#### [WHAT IS BEING ASKED]
Lines before the one containing "What's the underlying" are excluded; retype that line and all remaining lines of the material exactly.

#### [GIVEN DATA]
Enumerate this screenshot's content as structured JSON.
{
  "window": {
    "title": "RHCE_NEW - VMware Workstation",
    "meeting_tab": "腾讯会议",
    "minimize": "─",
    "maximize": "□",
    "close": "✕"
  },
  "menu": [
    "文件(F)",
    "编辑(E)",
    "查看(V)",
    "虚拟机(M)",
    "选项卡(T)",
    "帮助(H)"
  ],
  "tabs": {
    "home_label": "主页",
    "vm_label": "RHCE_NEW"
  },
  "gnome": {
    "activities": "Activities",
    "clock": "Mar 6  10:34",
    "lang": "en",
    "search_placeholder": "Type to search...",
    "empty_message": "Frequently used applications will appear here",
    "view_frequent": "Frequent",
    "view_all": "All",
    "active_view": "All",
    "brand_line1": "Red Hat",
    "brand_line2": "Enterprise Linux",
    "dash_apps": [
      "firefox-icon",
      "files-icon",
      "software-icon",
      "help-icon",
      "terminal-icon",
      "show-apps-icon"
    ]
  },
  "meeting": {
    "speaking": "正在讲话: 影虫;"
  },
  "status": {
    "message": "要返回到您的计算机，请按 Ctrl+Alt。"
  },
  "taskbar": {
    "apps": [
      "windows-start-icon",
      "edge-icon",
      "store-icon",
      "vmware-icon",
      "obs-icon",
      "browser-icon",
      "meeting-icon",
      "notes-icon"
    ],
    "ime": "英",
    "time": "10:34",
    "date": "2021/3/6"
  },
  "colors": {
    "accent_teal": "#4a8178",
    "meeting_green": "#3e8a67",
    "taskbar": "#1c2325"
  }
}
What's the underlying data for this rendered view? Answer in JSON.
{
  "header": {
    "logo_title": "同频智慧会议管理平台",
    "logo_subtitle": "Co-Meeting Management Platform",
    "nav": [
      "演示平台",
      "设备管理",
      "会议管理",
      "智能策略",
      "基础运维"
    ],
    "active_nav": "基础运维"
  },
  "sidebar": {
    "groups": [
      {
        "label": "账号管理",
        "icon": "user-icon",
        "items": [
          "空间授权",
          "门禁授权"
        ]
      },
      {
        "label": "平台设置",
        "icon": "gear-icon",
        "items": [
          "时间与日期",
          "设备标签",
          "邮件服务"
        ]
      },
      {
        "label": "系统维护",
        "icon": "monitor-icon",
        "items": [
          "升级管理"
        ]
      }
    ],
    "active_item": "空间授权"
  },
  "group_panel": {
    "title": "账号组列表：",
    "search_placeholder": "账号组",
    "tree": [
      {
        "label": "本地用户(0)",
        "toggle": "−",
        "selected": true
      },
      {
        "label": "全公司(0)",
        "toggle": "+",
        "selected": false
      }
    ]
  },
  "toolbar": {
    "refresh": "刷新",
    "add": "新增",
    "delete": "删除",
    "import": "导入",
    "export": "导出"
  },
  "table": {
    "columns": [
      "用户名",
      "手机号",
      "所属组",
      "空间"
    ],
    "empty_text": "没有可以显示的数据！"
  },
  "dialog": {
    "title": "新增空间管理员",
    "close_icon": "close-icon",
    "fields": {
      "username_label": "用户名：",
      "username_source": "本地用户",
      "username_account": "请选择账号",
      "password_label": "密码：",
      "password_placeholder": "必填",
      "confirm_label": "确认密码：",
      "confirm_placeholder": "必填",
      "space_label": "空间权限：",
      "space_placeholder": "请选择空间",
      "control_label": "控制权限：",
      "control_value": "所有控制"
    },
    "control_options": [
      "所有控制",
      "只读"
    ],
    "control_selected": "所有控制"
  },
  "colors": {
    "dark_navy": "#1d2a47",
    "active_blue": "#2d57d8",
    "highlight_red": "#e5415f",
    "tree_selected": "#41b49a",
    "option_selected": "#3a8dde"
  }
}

#### [TASK ANSWER]
What's the underlying data for this rendered view? Answer in JSON.
{
  "header": {
    "logo_title": "同频智慧会议管理平台",
    "logo_subtitle": "Co-Meeting Management Platform",
    "nav": [
      "演示平台",
      "设备管理",
      "会议管理",
      "智能策略",
      "基础运维"
    ],
    "active_nav": "基础运维"
  },
  "sidebar": {
    "groups": [
      {
        "label": "账号管理",
        "icon": "user-icon",
        "items": [
          "空间授权",
          "门禁授权"
        ]
      },
      {
        "label": "平台设置",
        "icon": "gear-icon",
        "items": [
          "时间与日期",
          "设备标签",
          "邮件服务"
        ]
      },
      {
        "label": "系统维护",
        "icon": "monitor-icon",
        "items": [
          "升级管理"
        ]
      }
    ],
    "active_item": "空间授权"
  },
  "group_panel": {
    "title": "账号组列表：",
    "search_placeholder": "账号组",
    "tree": [
      {
        "label": "本地用户(0)",
        "toggle": "−",
        "selected": true
      },
      {
        "label": "全公司(0)",
        "toggle": "+",
        "selected": false
      }
    ]
  },
  "toolbar": {
    "refresh": "刷新",
    "add": "新增",
    "delete": "删除",
    "import": "导入",
    "export": "导出"
  },
  "table": {
    "columns": [
      "用户名",
      "手机号",
      "所属组",
      "空间"
    ],
    "empty_text": "没有可以显示的数据！"
  },
  "dialog": {
    "title": "新增空间管理员",
    "close_icon": "close-icon",
    "fields": {
      "username_label": "用户名：",
      "username_source": "本地用户",
      "username_account": "请选择账号",
      "password_label": "密码：",
      "password_placeholder": "必填",
      "confirm_label": "确认密码：",
      "confirm_placeholder": "必填",
      "space_label": "空间权限：",
      "space_placeholder": "请选择空间",
      "control_label": "控制权限：",
      "control_value": "所有控制"
    },
    "control_options": [
      "所有控制",
      "只读"
    ],
    "control_selected": "所有控制"
  },
  "colors": {
    "dark_navy": "#1d2a47",
    "active_blue": "#2d57d8",
    "highlight_red": "#e5415f",
    "tree_selected": "#41b49a",
    "option_selected": "#3a8dde"
  }
}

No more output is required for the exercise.